Water Backed Welding & Fixing FPSOs
Although MTL has a robust oil and gas heritage, with formidable experience in the global energy marketplace, it also invests heavily in R&D and undertake rigorous testing and research from its base in Kintore, Aberdeenshire. MTL recognizes the importance of progression and continual improvement for the benefit of the organisation and its staff. As a young engineer I’ve been afforded the opportunity to see new ways of working develop from the spark of a good idea through rigorous testing and finally to its successful deployment in the field. The freedom to explore fresh ideas is a compelling opportunity for any ambitious technician.
Innovation does not happen in isolation and MTL works closely with clients to quickly come up with bespoke solutions to unique problems.
FPSOs have played a key role in extreme offshore areas for many years, and an FPSO system is one of the most commercially viable concepts for remote or deep-water oilfield developments.
Harsh offshore environments, vessel motions and production demands can put FPSOs under stress. Ineffective inspection and maintenance regimes not only negatively impact the safety of the asset but can introduce onerous and unnecessary costs.
As an FPSO ages, an increasing number of defects can develop in the hull structure and problem areas found below the waterline can be particularly challenging to address. As dry docking may not always be a financially viable option for making repairs below the waterline, alternative methods are sought.
MTL identified that welding afloat with a water backing, or water backed welding, could be a solution. As it is not a commonly used or well-established welding process, there is limited Classification Society code guidance on whether it could be a viable option. But at MTL we empower our team to tackle these challenges, develop ground breaking concepts, appraise them through rigorous trials and testing, and ultimately deliver them to the market.

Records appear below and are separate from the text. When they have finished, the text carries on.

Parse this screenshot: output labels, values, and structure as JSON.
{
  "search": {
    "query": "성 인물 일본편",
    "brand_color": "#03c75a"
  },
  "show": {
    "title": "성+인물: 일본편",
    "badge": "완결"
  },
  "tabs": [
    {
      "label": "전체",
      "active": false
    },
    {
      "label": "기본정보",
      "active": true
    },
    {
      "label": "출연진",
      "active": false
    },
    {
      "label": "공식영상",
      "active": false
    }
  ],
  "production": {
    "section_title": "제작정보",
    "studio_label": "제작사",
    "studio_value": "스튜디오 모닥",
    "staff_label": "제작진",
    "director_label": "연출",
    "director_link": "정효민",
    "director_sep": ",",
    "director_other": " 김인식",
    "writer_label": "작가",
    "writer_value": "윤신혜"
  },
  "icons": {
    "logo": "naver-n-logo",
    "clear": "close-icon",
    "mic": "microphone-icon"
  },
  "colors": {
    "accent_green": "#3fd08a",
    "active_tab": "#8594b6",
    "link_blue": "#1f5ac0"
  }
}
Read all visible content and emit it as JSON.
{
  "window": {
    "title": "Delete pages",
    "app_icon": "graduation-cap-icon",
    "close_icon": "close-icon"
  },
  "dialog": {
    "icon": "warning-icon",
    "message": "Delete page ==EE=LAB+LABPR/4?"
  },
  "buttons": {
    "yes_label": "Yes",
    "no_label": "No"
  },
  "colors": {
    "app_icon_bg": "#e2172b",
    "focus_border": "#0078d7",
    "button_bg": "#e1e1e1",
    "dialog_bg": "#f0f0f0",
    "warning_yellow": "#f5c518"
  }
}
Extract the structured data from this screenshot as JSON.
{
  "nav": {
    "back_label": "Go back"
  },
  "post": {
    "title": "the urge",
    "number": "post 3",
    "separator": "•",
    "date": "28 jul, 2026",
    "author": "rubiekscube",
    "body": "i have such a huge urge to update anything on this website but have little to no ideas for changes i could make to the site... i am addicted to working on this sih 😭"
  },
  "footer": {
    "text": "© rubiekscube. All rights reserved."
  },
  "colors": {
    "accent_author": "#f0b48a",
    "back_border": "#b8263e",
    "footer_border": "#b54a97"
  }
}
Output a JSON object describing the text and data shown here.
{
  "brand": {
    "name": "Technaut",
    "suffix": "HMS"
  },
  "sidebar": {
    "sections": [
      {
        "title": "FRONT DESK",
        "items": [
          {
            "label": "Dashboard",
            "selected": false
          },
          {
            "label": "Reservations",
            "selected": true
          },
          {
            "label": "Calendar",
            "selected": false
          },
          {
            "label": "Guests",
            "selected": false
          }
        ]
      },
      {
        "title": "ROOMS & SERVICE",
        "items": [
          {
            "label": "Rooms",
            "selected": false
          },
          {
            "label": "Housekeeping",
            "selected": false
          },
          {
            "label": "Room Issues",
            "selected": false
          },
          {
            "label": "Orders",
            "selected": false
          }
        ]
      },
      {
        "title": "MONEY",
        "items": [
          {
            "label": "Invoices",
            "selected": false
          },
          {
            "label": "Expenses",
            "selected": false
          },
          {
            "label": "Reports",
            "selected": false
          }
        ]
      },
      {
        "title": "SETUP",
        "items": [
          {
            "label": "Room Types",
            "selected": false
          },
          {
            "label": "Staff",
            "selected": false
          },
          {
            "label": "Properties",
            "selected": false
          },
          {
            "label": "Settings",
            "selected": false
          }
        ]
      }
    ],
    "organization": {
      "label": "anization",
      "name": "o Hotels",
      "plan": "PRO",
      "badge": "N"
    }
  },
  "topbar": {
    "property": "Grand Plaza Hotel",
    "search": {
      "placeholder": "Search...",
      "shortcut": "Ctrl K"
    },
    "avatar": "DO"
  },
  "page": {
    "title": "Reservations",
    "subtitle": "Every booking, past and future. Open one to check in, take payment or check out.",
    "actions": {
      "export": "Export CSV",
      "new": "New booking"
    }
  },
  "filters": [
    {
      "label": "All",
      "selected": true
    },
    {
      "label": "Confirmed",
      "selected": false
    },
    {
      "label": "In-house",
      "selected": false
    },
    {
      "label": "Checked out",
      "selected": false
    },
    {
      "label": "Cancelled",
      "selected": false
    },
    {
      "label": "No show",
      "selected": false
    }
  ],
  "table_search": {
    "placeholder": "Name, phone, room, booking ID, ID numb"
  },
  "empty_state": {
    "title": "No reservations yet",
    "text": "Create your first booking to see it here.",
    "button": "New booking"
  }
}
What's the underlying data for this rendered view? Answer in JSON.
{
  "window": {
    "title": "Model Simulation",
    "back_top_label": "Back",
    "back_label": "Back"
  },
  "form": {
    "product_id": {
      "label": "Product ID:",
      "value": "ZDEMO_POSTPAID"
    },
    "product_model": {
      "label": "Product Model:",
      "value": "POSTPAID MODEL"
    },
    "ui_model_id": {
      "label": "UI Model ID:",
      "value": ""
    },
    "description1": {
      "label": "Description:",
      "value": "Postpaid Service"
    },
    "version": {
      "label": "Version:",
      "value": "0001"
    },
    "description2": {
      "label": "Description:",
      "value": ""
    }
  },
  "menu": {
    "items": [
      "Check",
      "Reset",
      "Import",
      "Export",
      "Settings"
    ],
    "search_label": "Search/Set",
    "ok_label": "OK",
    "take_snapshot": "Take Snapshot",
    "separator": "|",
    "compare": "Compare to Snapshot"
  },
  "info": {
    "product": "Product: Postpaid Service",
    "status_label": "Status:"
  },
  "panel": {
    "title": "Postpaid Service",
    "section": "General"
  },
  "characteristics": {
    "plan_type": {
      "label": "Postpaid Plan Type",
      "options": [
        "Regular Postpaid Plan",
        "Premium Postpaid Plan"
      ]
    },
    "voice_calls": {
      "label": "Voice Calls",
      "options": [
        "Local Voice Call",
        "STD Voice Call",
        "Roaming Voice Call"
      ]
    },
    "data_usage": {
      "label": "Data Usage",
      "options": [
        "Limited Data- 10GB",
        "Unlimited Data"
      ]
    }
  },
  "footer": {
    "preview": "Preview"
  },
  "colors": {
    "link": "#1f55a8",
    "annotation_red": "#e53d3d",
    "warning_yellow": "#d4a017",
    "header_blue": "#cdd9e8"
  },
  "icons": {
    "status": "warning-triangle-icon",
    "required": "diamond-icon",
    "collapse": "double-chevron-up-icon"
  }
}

In light of this, we have recently undertaken extensive research and in-house welding trials to better understand water backed welding and its associated challenges.
Water backed welding creates more demanding conditions compared to conventional welding processes. At the same temperature, the water acts as a greater heat sink than air, which significantly increases the cooling rate of the weld. This rapid cooling results in a harder, more brittle weld that is not considered compliant with welding rules and standards. Therefore, it is not possible to achieve a suitable weld without altering the welding process or introducing preheat, a process which is against some Classification Society rules during water backed weld procedure qualification.
A thorough examination of the welding process and the specific alterations required was needed to render this technique feasible. Trials were undertaken using a bespoke welding test tank connected to an industrial water chiller unit, allowing the simulation of the conditions and flow rates found offshore. Water temperatures below 0°C were used to simulate the lowest temperature that could be encountered offshore during a repair. Throughout these trials, welding variables such as the welding process, position, technique, consumable and steel composition, as well as environmental conditions, were all examined to understand what impact they would have on weld quality.
By completing a full and thorough schedule of non-destructive and mechanical testing on each weld, MTL was able to obtain an understanding of the variables which affect the weld quality during water backed welding. MTL also identified the specific environmental control measures required to produce an acceptable water backed weld. By fine tuning the process and the introduction of specific controls for several variables, MTL was able to conduct successful welding trials which passed all non-destructive and mechanical testing requirements. MTL achieved this without the introduction of preheat and therefore avoiding additional challenges to the process. With the knowledge gained through MTL’s extensive water backed welding trials, MTL also requalified some of its conventional weld procedures to align its welding consumables and processes, with all preparation and welding being undertaken in-house at its premises in Kintore, Aberdeenshire. The qualifications covered both full penetration butt welds and fillet welds in a range of positions, again without the use of preheat. These were witnessed and approved in accordance with an internationally recognized welding standard, and in compliance with several Classification Society rules. By completing the research and trials in-house, MTL was able to gain a wealth of specialist knowledge of water backed welding along with a clear understanding of a range of welding codes. In the pursuit of excellence and continual development, this allows MTL to ensure all of its procedures are tailored specifically to customer’s project requirements as well as MTL’s core business areas.
Other stories from November 2018 issue
- The Forward-Facing Coast Guard page: 10
- U.S. Flag Vessel Safety page: 12
- Preventing Maritime Vessel Explosions – The Role of the Marine Chemist page: 16
- Software Solutions: Communicate or Stagnate page: 20
- Joey Farrell: Born to Marine Salvage page: 28
- Work‘bots’: Autonomous Vessels Arrive page: 34
- Shipyards: FMG & its Quest to Build USCG Icebreakers page: 44
- Interview: Admiral Karl Schultz, Commandant, United States Coast Guard page: 46
- Interview: Shuichi Iwanami, Commandant, Japan Coast Guard page: 54
- AET Grows in Brazil page: 60
- Shipyard Report: Abeking & Rasmussen page: 66
- Shipyard Report: Detyens Shipyards page: 70
- Water Backed Welding & Fixing FPSOs page: 74